            1. You are such a nice person. All of these ideas are great -- just remember to eliminate as much salt as possible in these recipes, so canned soups and such are a big no-no. It's likely that your neighbor had a stroke due to high blood pressure, so I would be very careful using things like canned stock or canned tomato sauce (unless it was very low sodium). Meals need to have about 300 mg of sodium max, and that eliminates sauces and quite a few processed foods. That may even be more than his doctor recommends, so you need to check before you start cooking. Even processed cheese has an obscene amount of sodium. You don't want to whip up a ton of food only to find out that he is not allowed to eat it.

              My personal strategy for elderly parents was to eliminate any added salt when I was cooking for them and to use fresh ingredients only. My family had to season their own food, but at least grandpa and grandma were able to eat it without reservations or complications.

              1. Roasted chicken parts that are easy to hold and munch -- drum sticks, thighs, can be served hot, warm or cold. Potato/mac salad to go with. Tube pasta w/simple tomato-meat sauce, hearty soups -- practically anything will be appreciated!

                1. What about soups? I don't know if you have butternut squashes in the markets yet where you are (I saw them last weekend here), but a good butternut squash soup can be nice and soothing, is easy to eat and is pretty easy to make, and freezes really well. I think that the meatloaf ideas are good, and you could also go with some spaghetti and meatballs (or even a spahgetti kind of casserole, my grandmother always used to make one), because those are easy to eat and reheat.

                  1. How about containers of cut-up fruit. That might help in the sodium area. I'm not saying fruit salad. Cantaloupe in bite size chunks keeps well in the fridge for days, as does pineapple. Washed grapes off the stem, blueberries. Nothing that would turn brown or soggy. Sort of for snacking or as dessert.

                    And vegetables the same way instead of a salad.
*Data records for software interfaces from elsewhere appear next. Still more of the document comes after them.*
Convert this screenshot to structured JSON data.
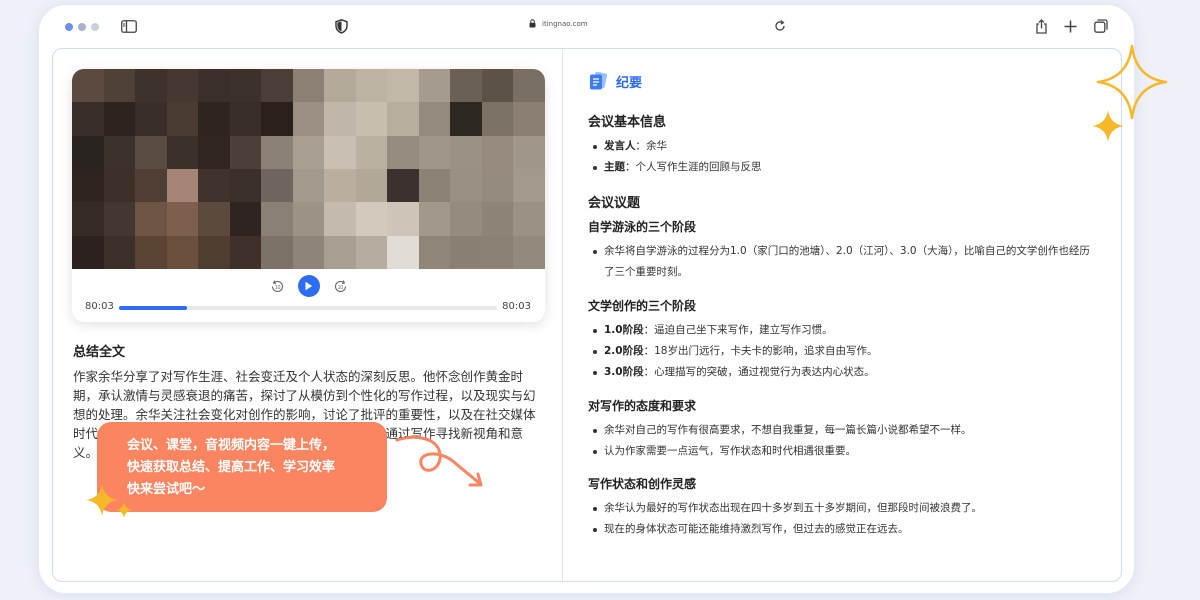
{
  "browser": {
    "url": "itingnao.com",
    "dot_colors": [
      "#6b8fe8",
      "#aab3c6",
      "#c9ced9"
    ]
  },
  "player": {
    "time_current": "80:03",
    "time_total": "80:03",
    "progress": 0.18,
    "rewind_label": "10",
    "forward_label": "10"
  },
  "summary": {
    "title": "总结全文",
    "text": "作家余华分享了对写作生涯、社会变迁及个人状态的深刻反思。他怀念创作黄金时期，承认激情与灵感衰退的痛苦，探讨了从模仿到个性化的写作过程，以及现实与幻想的处理。余华关注社会变化对创作的影响，讨论了批评的重要性，以及在社交媒体时代保持创作执着的意义。他表示将继续以开放的心态，通过写作寻找新视角和意义。"
  },
  "promo": {
    "line1": "会议、课堂，音视频内容一键上传，",
    "line2": "快速获取总结、提高工作、学习效率",
    "line3": "快来尝试吧～"
  },
  "minutes": {
    "title": "纪要",
    "basic_info": {
      "heading": "会议基本信息",
      "items": [
        {
          "label": "发言人",
          "value": "：余华"
        },
        {
          "label": "主题",
          "value": "：个人写作生涯的回顾与反思"
        }
      ]
    },
    "topics_heading": "会议议题",
    "sections": [
      {
        "heading": "自学游泳的三个阶段",
        "items": [
          {
            "label": "",
            "value": "余华将自学游泳的过程分为1.0（家门口的池塘）、2.0（江河）、3.0（大海），比喻自己的文学创作也经历了三个重要时刻。"
          }
        ]
      },
      {
        "heading": "文学创作的三个阶段",
        "items": [
          {
            "label": "1.0阶段",
            "value": "：逼迫自己坐下来写作，建立写作习惯。"
          },
          {
            "label": "2.0阶段",
            "value": "：18岁出门远行，卡夫卡的影响，追求自由写作。"
          },
          {
            "label": "3.0阶段",
            "value": "：心理描写的突破，通过视觉行为表达内心状态。"
          }
        ]
      },
      {
        "heading": "对写作的态度和要求",
        "items": [
          {
            "label": "",
            "value": "余华对自己的写作有很高要求，不想自我重复，每一篇长篇小说都希望不一样。"
          },
          {
            "label": "",
            "value": "认为作家需要一点运气，写作状态和时代相遇很重要。"
          }
        ]
      },
      {
        "heading": "写作状态和创作灵感",
        "items": [
          {
            "label": "",
            "value": "余华认为最好的写作状态出现在四十多岁到五十多岁期间，但那段时间被浪费了。"
          },
          {
            "label": "",
            "value": "现在的身体状态可能还能维持激烈写作，但过去的感觉正在远去。"
          }
        ]
      }
    ]
  },
  "colors": {
    "accent": "#2d6cf3",
    "promo_bg": "#fb8561",
    "sparkle": "#f6b82b"
  }
}
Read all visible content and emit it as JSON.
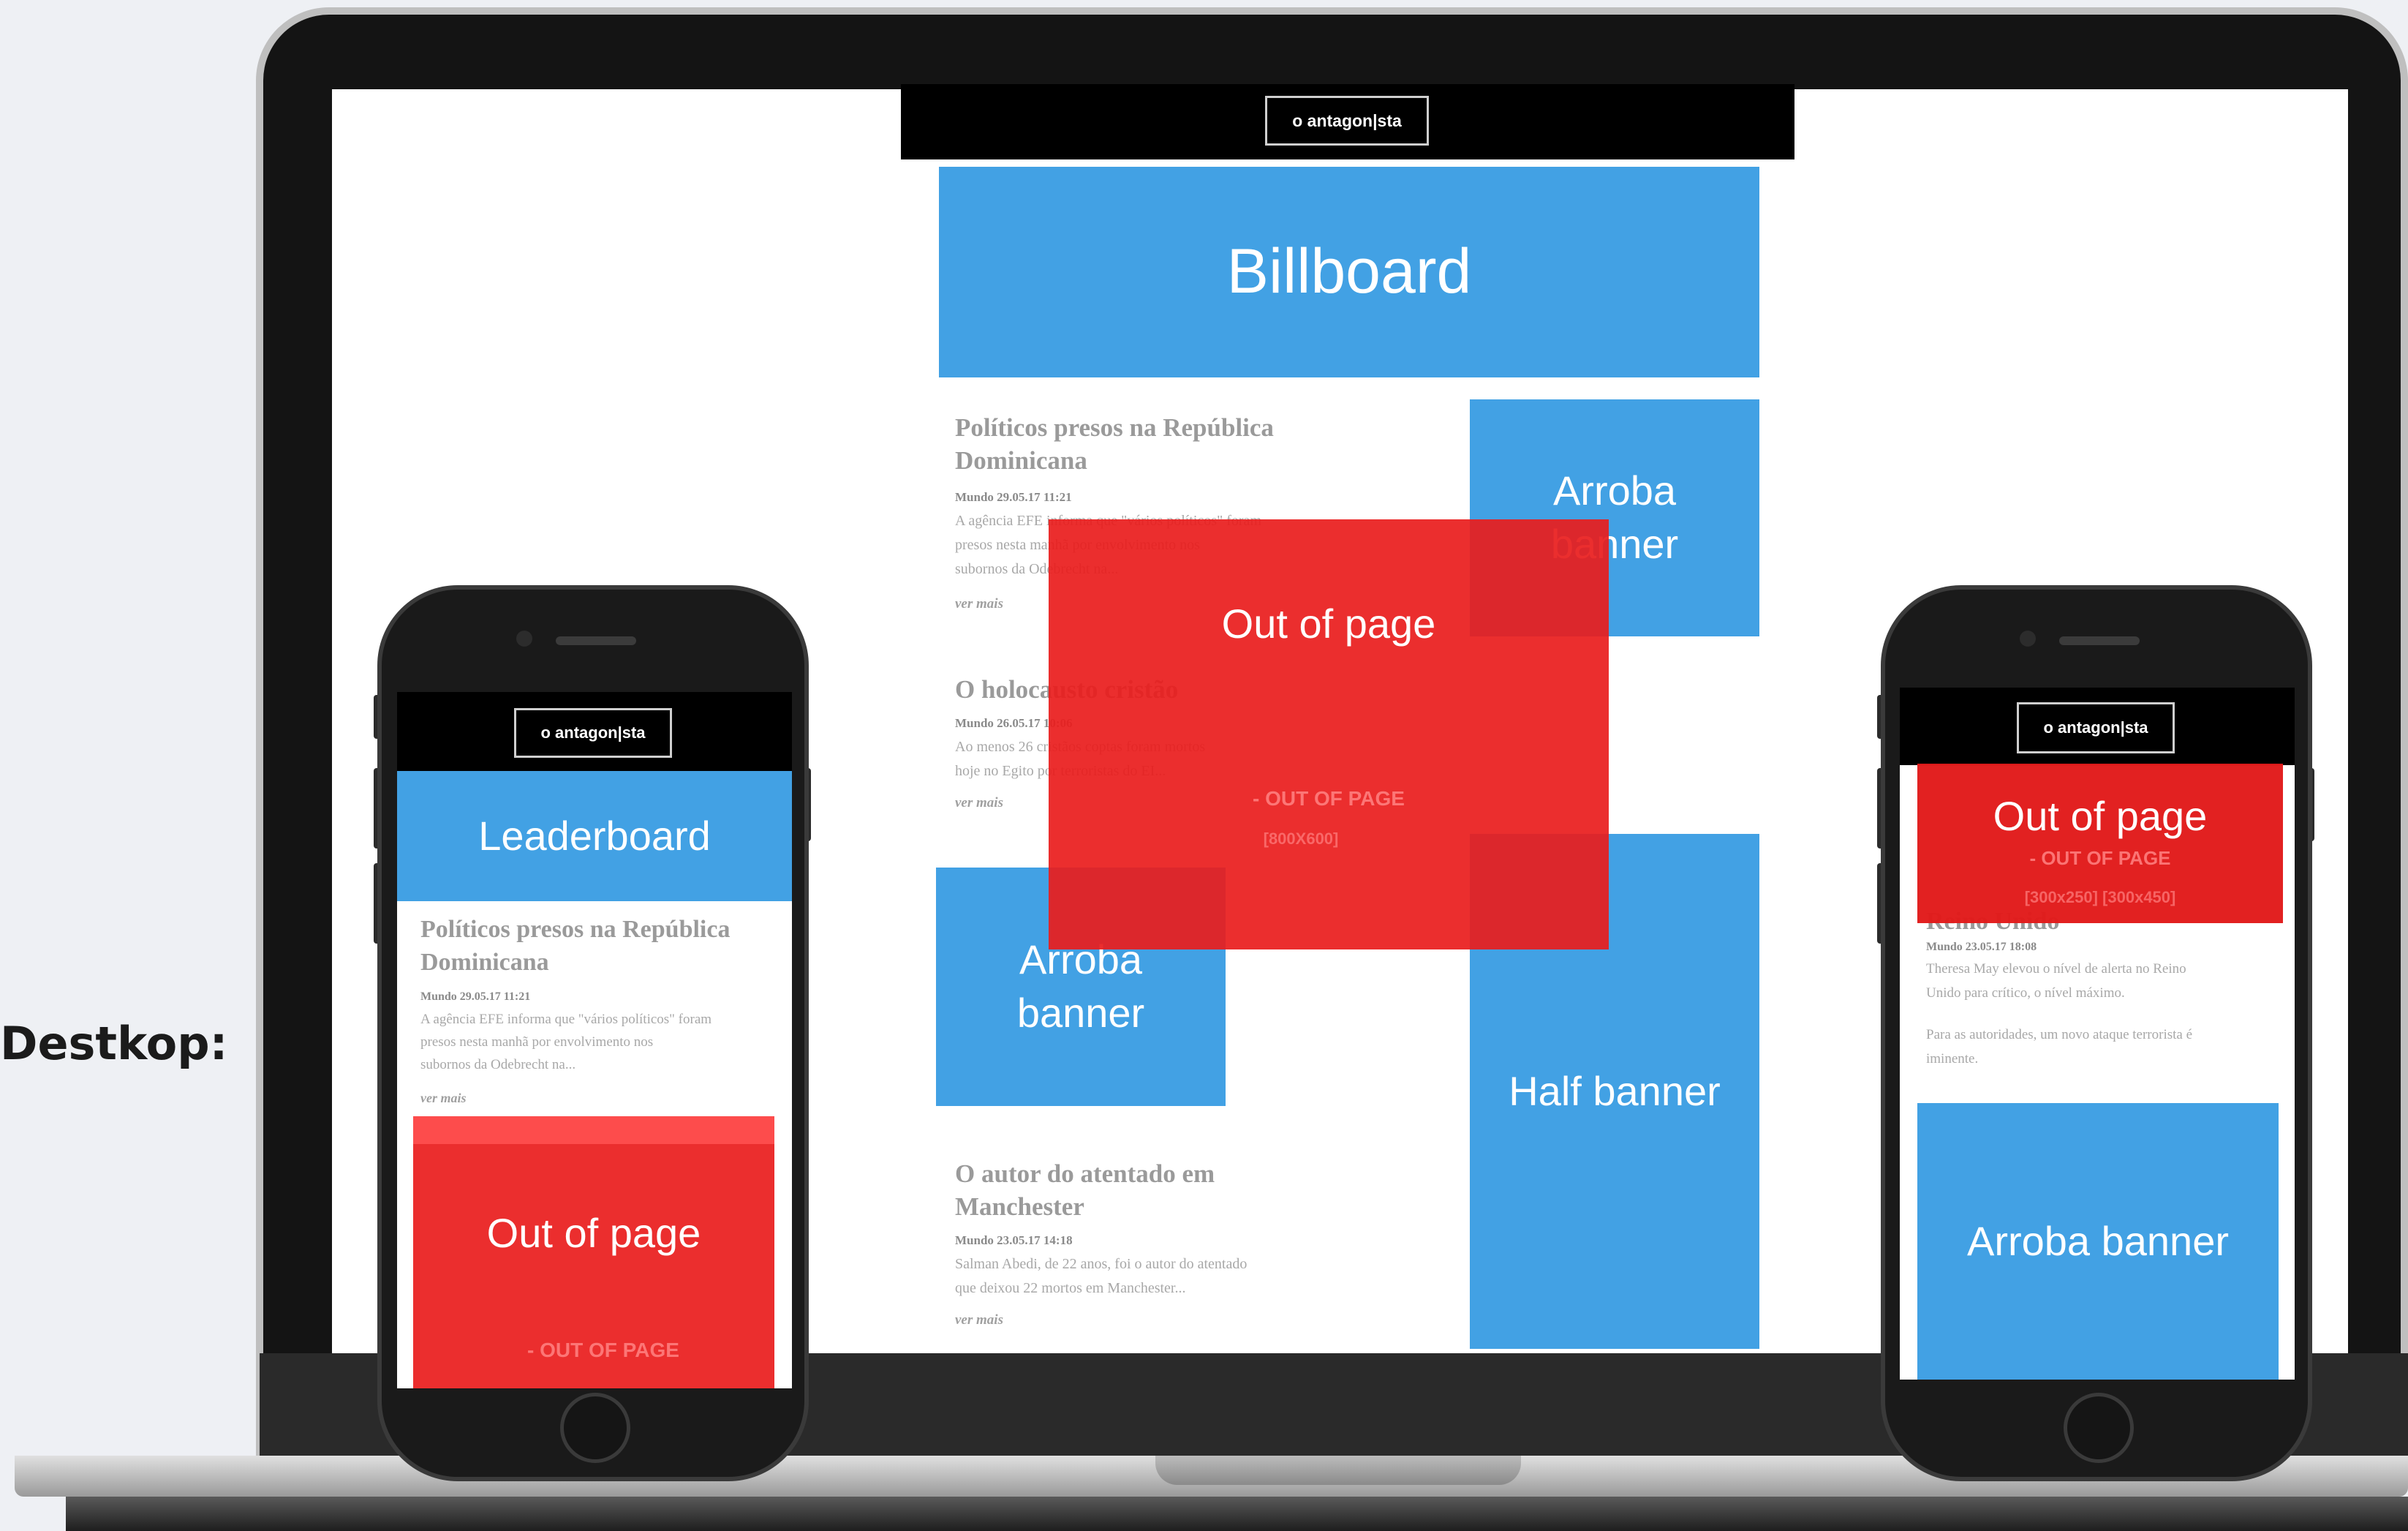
{
  "caption": "Destkop:",
  "brand": {
    "logo_text": "o antagon|sta"
  },
  "desktop": {
    "ads": {
      "billboard": "Billboard",
      "arroba_top_line1": "Arroba",
      "arroba_top_line2": "banner",
      "out_of_page": "Out of page",
      "out_of_page_tag": "- OUT OF PAGE",
      "out_of_page_size": "[800X600]",
      "arroba_left_line1": "Arroba",
      "arroba_left_line2": "banner",
      "half_banner": "Half banner"
    },
    "articles": [
      {
        "title_line1": "Políticos presos na República",
        "title_line2": "Dominicana",
        "meta": "Mundo 29.05.17 11:21",
        "body_line1": "A agência EFE informa que \"vários políticos\" foram",
        "body_line2": "presos nesta manhã por envolvimento nos",
        "body_line3": "subornos da Odebrecht na...",
        "more": "ver mais"
      },
      {
        "title_line1": "O holocausto cristão",
        "meta": "Mundo 26.05.17 10:06",
        "body_line1": "Ao menos 26 cristãos coptas foram mortos",
        "body_line2": "hoje no Egito por terroristas do EI...",
        "more": "ver mais"
      },
      {
        "title_line1": "O autor do atentado em",
        "title_line2": "Manchester",
        "meta": "Mundo 23.05.17 14:18",
        "body_line1": "Salman Abedi, de 22 anos, foi o autor do atentado",
        "body_line2": "que deixou 22 mortos em Manchester...",
        "more": "ver mais"
      }
    ]
  },
  "phone_left": {
    "leaderboard": "Leaderboard",
    "article": {
      "title_line1": "Políticos presos na República",
      "title_line2": "Dominicana",
      "meta": "Mundo 29.05.17 11:21",
      "body_line1": "A agência EFE informa que \"vários políticos\" foram",
      "body_line2": "presos nesta manhã por envolvimento nos",
      "body_line3": "subornos da Odebrecht na...",
      "more": "ver mais"
    },
    "out_of_page": "Out of page",
    "out_of_page_tag": "- OUT OF PAGE"
  },
  "phone_right": {
    "out_of_page": "Out of page",
    "out_of_page_tag": "- OUT OF PAGE",
    "out_of_page_size": "[300x250] [300x450]",
    "article": {
      "title_line1": "Reino Unido",
      "meta": "Mundo 23.05.17 18:08",
      "body_line1": "Theresa May elevou o nível de alerta no Reino",
      "body_line2": "Unido para crítico, o nível máximo.",
      "body_line3": "Para as autoridades, um novo ataque terrorista é",
      "body_line4": "iminente."
    },
    "arroba_banner": "Arroba banner"
  }
}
Grape or cherry tomatoes, bite size pieces of red bell pepper, cucumber (seeded so they don't get watery), broccoli and/or cauliflower (maybe lightly steamed so they're not too hard), baby carrots.